Urgent care centers and clinics are filling the role of primary care physicians for many Americans. This is a growing industry. According to the Urgent Care Association of America the number of urgent care centers is increasing by about 100 per year in the US. This is vital because "according to one study published last year in The Journal of the American Medical Association, as few as 2 percent of medical students are choosing to pursue general internal medicine" (New York Times 'Primary Care's Image Problem').
2) Billing and Payment
"Thirty one percent of every health care dollar is consumed by private insurance bureaucracy and paperwork," according to Physicians for a National Health Plan. "Streamlining payment through a single nonprofit payer would save more than $400 billion per year." A recent study published by Criterion Ventures entitled, The Cash Market, highlights that in the current system people are not accessing needed care because of confusing pricing systems and cost barriers. This often leads to more costly interventions down the road.

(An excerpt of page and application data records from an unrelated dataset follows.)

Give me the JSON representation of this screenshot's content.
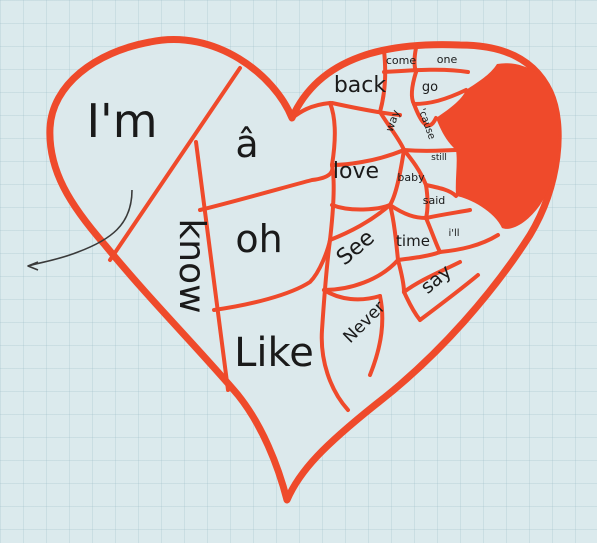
{
  "board": {
    "colors": {
      "heart_stroke": "#ef4a2b",
      "heart_fill": "#dce9ec",
      "filled_region": "#ef4a2b",
      "text": "#1a1a1a",
      "arrow": "#3a3a3a"
    }
  },
  "words": {
    "im": "I'm",
    "know": "know",
    "a_circ": "â",
    "oh": "oh",
    "like": "Like",
    "back": "back",
    "come": "come",
    "one": "one",
    "go": "go",
    "way": "way",
    "cause": "'cause",
    "love": "love",
    "baby": "baby",
    "still": "still",
    "said": "said",
    "see": "See",
    "time": "time",
    "ill": "i'll",
    "say": "say",
    "never": "Never"
  }
}
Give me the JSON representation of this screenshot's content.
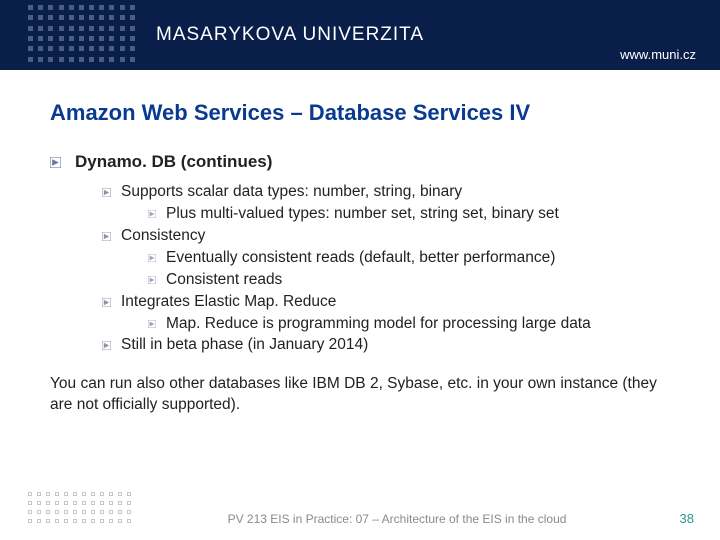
{
  "header": {
    "university": "MASARYKOVA UNIVERZITA",
    "url": "www.muni.cz"
  },
  "title": "Amazon Web Services – Database Services IV",
  "section": "Dynamo. DB (continues)",
  "items": [
    {
      "text": "Supports scalar data types: number, string, binary",
      "children": [
        {
          "text": "Plus multi-valued types: number set, string set, binary set"
        }
      ]
    },
    {
      "text": "Consistency",
      "children": [
        {
          "text": "Eventually consistent reads (default, better performance)"
        },
        {
          "text": "Consistent reads"
        }
      ]
    },
    {
      "text": "Integrates Elastic Map. Reduce",
      "children": [
        {
          "text": "Map. Reduce is programming model for processing large data"
        }
      ]
    },
    {
      "text": "Still in beta phase (in January 2014)",
      "children": []
    }
  ],
  "paragraph": "You can run also other databases like IBM DB 2, Sybase, etc. in your own instance (they are not officially supported).",
  "footer": {
    "text": "PV 213 EIS in Practice: 07 – Architecture of the EIS in the cloud",
    "page": "38"
  }
}
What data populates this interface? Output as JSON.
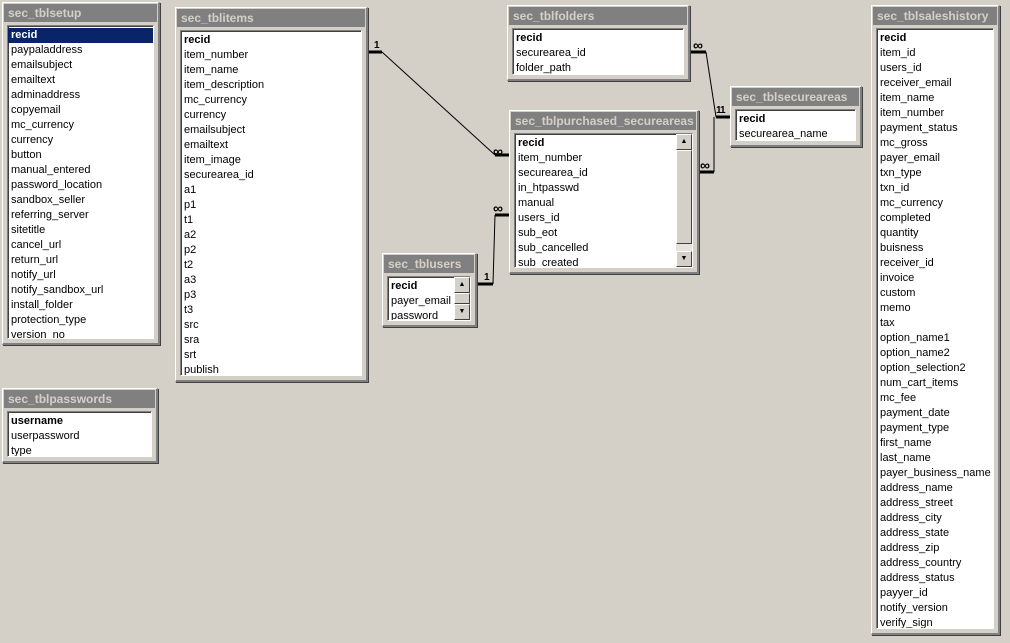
{
  "tables": {
    "setup": {
      "title": "sec_tblsetup",
      "fields": [
        "recid",
        "paypaladdress",
        "emailsubject",
        "emailtext",
        "adminaddress",
        "copyemail",
        "mc_currency",
        "currency",
        "button",
        "manual_entered",
        "password_location",
        "sandbox_seller",
        "referring_server",
        "sitetitle",
        "cancel_url",
        "return_url",
        "notify_url",
        "notify_sandbox_url",
        "install_folder",
        "protection_type",
        "version_no"
      ]
    },
    "passwords": {
      "title": "sec_tblpasswords",
      "fields": [
        "username",
        "userpassword",
        "type"
      ]
    },
    "items": {
      "title": "sec_tblitems",
      "fields": [
        "recid",
        "item_number",
        "item_name",
        "item_description",
        "mc_currency",
        "currency",
        "emailsubject",
        "emailtext",
        "item_image",
        "securearea_id",
        "a1",
        "p1",
        "t1",
        "a2",
        "p2",
        "t2",
        "a3",
        "p3",
        "t3",
        "src",
        "sra",
        "srt",
        "publish"
      ]
    },
    "folders": {
      "title": "sec_tblfolders",
      "fields": [
        "recid",
        "securearea_id",
        "folder_path"
      ]
    },
    "purchased": {
      "title": "sec_tblpurchased_secureareas",
      "fields": [
        "recid",
        "item_number",
        "securearea_id",
        "in_htpasswd",
        "manual",
        "users_id",
        "sub_eot",
        "sub_cancelled",
        "sub_created"
      ]
    },
    "users": {
      "title": "sec_tblusers",
      "fields": [
        "recid",
        "payer_email",
        "password"
      ]
    },
    "secureareas": {
      "title": "sec_tblsecureareas",
      "fields": [
        "recid",
        "securearea_name"
      ]
    },
    "saleshistory": {
      "title": "sec_tblsaleshistory",
      "fields": [
        "recid",
        "item_id",
        "users_id",
        "receiver_email",
        "item_name",
        "item_number",
        "payment_status",
        "mc_gross",
        "payer_email",
        "txn_type",
        "txn_id",
        "mc_currency",
        "completed",
        "quantity",
        "buisness",
        "receiver_id",
        "invoice",
        "custom",
        "memo",
        "tax",
        "option_name1",
        "option_name2",
        "option_selection2",
        "num_cart_items",
        "mc_fee",
        "payment_date",
        "payment_type",
        "first_name",
        "last_name",
        "payer_business_name",
        "address_name",
        "address_street",
        "address_city",
        "address_state",
        "address_zip",
        "address_country",
        "address_status",
        "payyer_id",
        "notify_version",
        "verify_sign"
      ]
    }
  },
  "relationships": [
    {
      "from_label": "1",
      "to_label": "∞"
    },
    {
      "from_label": "1",
      "to_label": "∞"
    },
    {
      "from_label": "∞",
      "to_label": "1"
    },
    {
      "from_label": "∞",
      "to_label": "1"
    }
  ],
  "icons": {
    "scroll_up": "scroll-up-arrow-icon",
    "scroll_down": "scroll-down-arrow-icon"
  },
  "colors": {
    "background": "#d4d0c8",
    "title_bar": "#808080",
    "selection": "#0a246a"
  }
}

Creating effective and clear billing and payment systems would drive down costs from multiple angles.
Senator Russ Feingold, (D-Wisc.) was quoted by the New York Times, saying, "We need to have some competition for the insurance industry to keep rates down and save taxpayer dollars." Additionally, we need competition in medicine. With so many health issues including: diabetes, obesity, heart disease, and depression attributed to lifestyle and an abundance of trained nutritionists, exercise physiologists and physical therapists poised to serve, the time is right for a shift in the way we look at preventative care and its place in the mainstream. With doctor's visits limited to around 10 minutes-per-patient by insurance companies, opportunities to educate are missed. This necessitates educational projects and clinics to teach and facilitate practices like managing stress, healthy eating, and exercise.
This could have been settled in 1774, when Dr. Benjamin Rush, the only physician to sign the Declaration of Independence, reportedly argued unsuccessfully: "Unless we put Medical Freedom into the Constitution, the time will come when medicine will organize into an undercover dictatorship..." Less than 100 years later, the Popular Health Movement, gathered momentum in the 1830s. Popular Health clinics sprung up as a way to care for the lower class. Similar to "alternative heath practices" of today, these clinics focused on nutrition and herbal treatments. They were so efficient that members of the growing middle and upper classes began to use them. By 1850, the newly established American Medical Association launched a campaign that labeled the Popular Health Practitioners "quacks" and put them out of business.
And here we are, in 2009, with a broken, singularly focused, elitist system. Possibilities are plentiful in the reformation of health care. Needs continue to grow and our government is proving unwilling to truly tackle health care in America. It is up to us to explore this issue and change health care for the better.